Hey there! Scoresheet lists Pat Venditte as a lefthanded pitcher. Therefore, since pitchers have universal platoon splits and splits vary by batter, he'd be treated as a standard lefty reliever in this universe.

One could argue, perhaps, that this is entirely backwards, and that as sites such as BP have demonstrated, pitchers are far more likely to have unique platoon splits than batters, but my doctors have ruled that I can only have one long-winded rant on the Scoresheet Talk forum per week.

Thanks for asking!
With the ongoing discussion you all have for being in or out of competing in a given year, does it change how you treat the supplemental picks if you know your window is in the future?
Yes, then you pick Greg Bird first :-)
But what if it's NL-only, do you take Lance Lynn or something?
We're definitely all about the Lance Lynn lifestyle!

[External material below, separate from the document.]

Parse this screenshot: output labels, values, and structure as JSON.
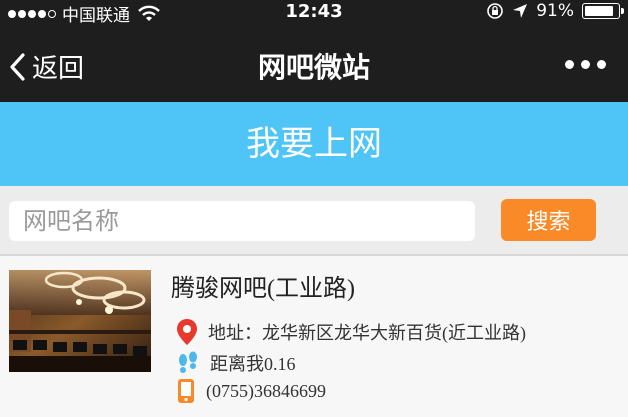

There are a few options that you can take with your picks. 1) Try to trade them for 2017 value: either prospects if you have room, or late draft picks. Usually that's impossible. 2) Draft a potential future keeper. Hence our Greg Bird fetish, or Lance Lynn, or Brandon McCarthy, or similar. Not every team can do this, but terrible teams sometimes have trouble finding 13 solid keepers, so it's a worthwhile gambit. 3) Draft minor leaguers. Duh. Do so until you are full up on worthwhile keepers. 4) Find the best major league assets you can. This requires drafting like a competitive team would, either taking relievers or looking for players who can provide valuable at bats at hard-to-fill positions, specifically shortstop and catcher. If teams run into trouble, you can then ransom them off midseason for future picks.
I'm starting to think the last option might be best because, despite my preseason intentions, I have something like nine or ten top-50 prospects already and my team's been hit pretty hard by injury (Schwarber, Heaney, Romo, etc). I'm invested in fair play, after all, so even though call-ups are bound to happen at some point, too many appearances by AAA-whomever could throw off competitive balance if I leave it be for another month.
With the number of Catchers down (or out) and the ongoing difficulty in filling the catching position, seems that you could have done the whole show on potential catching PAs. Even a .550 OPS bad catcher will add a run every 10 games or so over AAA by my noodling-math. Adding a bad C to replace Brayan Pena will likely help more than a short-side bat, as boring as it is. (Says the grumpy guy with that solid Chirinos-Swihard tandem.)
Ian, if you're ever in Denver, dinner's on me. deGrom has been an important part of my rotation in NL All Stars since I drafted him.
Would Salty's hot streak put him on the AL list if you were
drafting this week? His ownership must be below 50%.